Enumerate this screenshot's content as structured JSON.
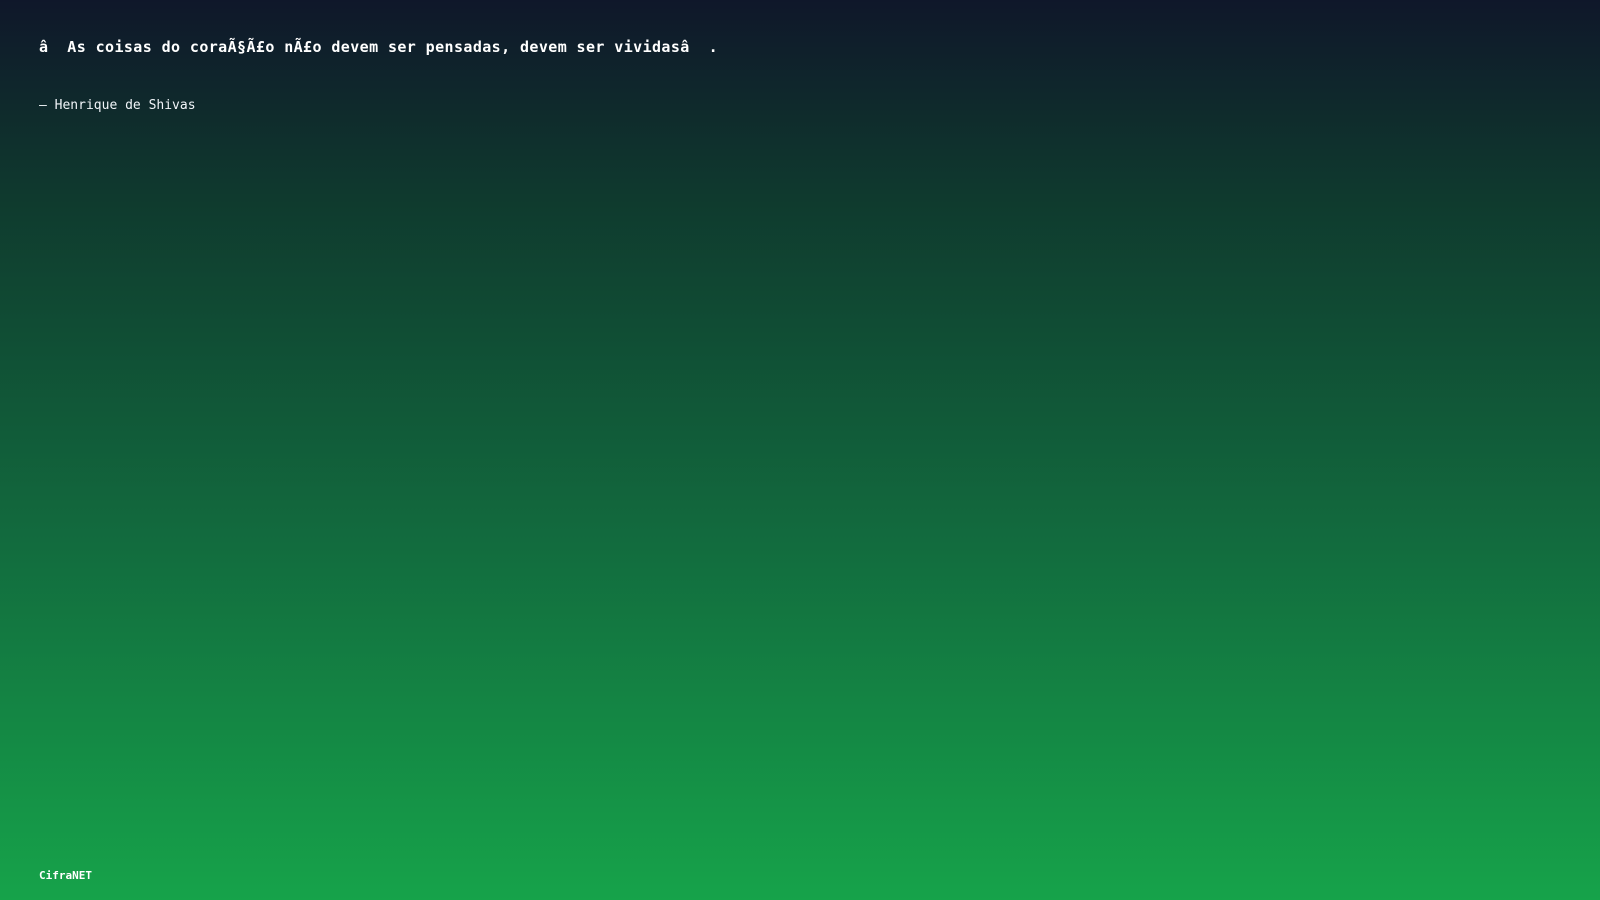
{
  "quote": {
    "text": "â  As coisas do coraÃ§Ã£o nÃ£o devem ser pensadas, devem ser vividasâ  ."
  },
  "author": {
    "text": "– Henrique de Shivas"
  },
  "brand": {
    "text": "CifraNET"
  },
  "colors": {
    "gradient_top": "#0f172a",
    "gradient_bottom": "#16a34a",
    "text": "#ffffff"
  }
}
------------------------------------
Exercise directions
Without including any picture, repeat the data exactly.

Solution to this problem
Enumerate this screenshot's content as structured JSON.
{
  "quote": {
    "text": "â  As coisas do coraÃ§Ã£o nÃ£o devem ser pensadas, devem ser vividasâ  ."
  },
  "author": {
    "text": "– Henrique de Shivas"
  },
  "brand": {
    "text": "CifraNET"
  },
  "colors": {
    "gradient_top": "#0f172a",
    "gradient_bottom": "#16a34a",
    "text": "#ffffff"
  }
}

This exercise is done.